| THE PROBLEM |
Look through the material and copy each line holding "data".

-*-

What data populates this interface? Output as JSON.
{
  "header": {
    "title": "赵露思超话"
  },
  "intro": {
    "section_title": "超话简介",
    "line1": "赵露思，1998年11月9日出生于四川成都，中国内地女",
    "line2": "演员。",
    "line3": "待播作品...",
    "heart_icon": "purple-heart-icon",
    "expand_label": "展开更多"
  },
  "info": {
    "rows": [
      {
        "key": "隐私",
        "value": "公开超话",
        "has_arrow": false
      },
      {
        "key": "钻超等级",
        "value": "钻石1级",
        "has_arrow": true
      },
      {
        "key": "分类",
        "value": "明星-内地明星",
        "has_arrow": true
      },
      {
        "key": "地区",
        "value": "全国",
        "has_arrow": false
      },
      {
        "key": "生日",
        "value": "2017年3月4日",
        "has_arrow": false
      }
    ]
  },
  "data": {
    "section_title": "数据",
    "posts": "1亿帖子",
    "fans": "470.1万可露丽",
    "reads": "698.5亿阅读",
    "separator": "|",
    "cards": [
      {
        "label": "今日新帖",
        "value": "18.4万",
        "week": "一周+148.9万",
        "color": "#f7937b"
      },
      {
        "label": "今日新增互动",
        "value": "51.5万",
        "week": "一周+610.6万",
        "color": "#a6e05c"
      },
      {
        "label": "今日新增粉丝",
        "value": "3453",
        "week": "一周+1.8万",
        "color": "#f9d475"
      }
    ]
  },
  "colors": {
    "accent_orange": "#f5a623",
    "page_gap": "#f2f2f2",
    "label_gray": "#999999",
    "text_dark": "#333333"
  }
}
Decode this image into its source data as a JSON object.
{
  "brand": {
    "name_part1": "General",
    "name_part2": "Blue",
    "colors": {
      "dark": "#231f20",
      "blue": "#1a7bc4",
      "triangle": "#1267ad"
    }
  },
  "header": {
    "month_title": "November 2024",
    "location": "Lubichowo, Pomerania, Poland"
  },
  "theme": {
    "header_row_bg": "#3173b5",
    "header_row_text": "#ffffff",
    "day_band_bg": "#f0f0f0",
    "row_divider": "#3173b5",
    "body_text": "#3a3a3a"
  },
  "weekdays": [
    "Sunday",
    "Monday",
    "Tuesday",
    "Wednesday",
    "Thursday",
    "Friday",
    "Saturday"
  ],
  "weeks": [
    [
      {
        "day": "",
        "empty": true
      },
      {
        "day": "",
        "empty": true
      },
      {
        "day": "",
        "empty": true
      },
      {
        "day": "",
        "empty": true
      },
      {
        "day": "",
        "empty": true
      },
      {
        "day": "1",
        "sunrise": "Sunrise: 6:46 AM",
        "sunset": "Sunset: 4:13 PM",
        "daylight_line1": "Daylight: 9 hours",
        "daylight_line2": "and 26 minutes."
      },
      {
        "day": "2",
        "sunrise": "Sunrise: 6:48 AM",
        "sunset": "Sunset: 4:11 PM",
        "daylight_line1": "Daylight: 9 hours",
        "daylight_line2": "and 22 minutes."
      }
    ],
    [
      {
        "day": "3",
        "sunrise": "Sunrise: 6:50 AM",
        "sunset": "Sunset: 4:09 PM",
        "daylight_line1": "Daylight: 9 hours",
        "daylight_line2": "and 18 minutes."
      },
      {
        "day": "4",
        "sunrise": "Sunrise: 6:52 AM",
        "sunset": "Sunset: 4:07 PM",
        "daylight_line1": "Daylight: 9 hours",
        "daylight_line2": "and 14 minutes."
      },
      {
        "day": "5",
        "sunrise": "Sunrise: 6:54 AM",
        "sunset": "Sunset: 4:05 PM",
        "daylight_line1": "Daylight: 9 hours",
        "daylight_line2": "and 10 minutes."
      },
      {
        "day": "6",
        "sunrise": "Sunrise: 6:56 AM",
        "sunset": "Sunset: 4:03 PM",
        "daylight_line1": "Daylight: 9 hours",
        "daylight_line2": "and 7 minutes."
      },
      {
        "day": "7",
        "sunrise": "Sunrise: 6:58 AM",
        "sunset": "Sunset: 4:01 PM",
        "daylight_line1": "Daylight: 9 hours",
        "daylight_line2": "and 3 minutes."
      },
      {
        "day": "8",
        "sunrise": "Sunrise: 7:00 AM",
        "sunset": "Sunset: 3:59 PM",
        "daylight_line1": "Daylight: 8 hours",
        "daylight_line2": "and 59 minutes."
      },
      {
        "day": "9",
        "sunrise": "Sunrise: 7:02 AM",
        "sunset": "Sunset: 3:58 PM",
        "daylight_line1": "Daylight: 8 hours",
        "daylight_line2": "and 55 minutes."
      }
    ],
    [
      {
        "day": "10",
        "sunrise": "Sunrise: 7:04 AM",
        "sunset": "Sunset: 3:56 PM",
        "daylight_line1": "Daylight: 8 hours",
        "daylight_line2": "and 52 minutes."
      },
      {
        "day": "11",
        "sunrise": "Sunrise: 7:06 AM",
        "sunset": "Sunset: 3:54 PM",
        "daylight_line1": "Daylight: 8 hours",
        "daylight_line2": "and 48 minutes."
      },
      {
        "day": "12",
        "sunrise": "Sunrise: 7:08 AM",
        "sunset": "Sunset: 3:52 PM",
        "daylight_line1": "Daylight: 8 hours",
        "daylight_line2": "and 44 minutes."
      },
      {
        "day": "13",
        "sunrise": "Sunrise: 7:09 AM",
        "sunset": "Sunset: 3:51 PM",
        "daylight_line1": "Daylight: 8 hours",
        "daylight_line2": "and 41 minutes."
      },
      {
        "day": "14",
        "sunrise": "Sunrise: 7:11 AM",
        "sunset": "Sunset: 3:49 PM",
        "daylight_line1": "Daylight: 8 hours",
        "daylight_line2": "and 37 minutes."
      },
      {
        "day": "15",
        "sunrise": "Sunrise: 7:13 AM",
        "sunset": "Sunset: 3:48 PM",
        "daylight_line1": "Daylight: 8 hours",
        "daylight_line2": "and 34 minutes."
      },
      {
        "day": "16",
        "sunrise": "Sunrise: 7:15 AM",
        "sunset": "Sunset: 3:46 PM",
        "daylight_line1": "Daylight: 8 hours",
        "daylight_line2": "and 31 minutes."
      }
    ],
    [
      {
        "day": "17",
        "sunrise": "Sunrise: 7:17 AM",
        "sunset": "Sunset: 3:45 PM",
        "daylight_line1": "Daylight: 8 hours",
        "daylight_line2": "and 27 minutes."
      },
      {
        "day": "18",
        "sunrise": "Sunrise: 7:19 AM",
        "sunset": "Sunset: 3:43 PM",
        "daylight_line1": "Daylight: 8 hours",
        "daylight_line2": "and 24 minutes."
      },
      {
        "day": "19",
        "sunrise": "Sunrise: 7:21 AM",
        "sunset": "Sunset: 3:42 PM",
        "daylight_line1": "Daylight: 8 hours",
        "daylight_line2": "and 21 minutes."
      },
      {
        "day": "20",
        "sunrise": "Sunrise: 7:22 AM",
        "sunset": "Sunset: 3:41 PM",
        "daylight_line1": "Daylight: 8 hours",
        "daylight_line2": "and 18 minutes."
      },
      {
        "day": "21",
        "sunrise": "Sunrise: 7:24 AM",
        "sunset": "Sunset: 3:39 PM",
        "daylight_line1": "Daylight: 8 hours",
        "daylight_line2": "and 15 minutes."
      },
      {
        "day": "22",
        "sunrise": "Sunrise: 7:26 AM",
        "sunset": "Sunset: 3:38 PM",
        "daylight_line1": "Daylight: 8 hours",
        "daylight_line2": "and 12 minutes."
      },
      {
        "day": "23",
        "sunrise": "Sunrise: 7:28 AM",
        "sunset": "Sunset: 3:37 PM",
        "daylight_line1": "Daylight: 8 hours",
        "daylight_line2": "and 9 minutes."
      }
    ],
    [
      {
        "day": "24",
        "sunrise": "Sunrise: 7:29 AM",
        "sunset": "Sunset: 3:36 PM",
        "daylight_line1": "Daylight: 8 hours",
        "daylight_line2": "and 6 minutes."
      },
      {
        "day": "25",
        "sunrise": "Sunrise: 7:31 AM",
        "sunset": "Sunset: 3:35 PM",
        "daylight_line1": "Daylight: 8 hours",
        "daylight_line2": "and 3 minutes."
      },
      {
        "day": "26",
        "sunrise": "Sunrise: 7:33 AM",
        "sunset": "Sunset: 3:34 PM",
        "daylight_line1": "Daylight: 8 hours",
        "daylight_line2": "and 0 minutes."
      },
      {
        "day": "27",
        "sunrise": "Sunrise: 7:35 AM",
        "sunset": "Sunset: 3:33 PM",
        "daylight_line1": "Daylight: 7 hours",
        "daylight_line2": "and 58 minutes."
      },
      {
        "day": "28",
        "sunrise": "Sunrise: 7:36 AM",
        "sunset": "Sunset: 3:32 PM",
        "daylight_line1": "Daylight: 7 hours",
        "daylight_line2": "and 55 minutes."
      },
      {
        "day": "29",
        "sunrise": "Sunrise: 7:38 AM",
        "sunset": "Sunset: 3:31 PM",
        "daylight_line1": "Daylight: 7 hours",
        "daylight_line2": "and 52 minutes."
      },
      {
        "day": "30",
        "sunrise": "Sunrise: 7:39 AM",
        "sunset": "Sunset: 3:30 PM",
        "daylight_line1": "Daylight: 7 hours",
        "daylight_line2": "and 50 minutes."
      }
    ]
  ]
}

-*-

| RESPONSE AREA |
What data populates this interface? Output as JSON.
  "data": {
Decode this image into its source data as a JSON object.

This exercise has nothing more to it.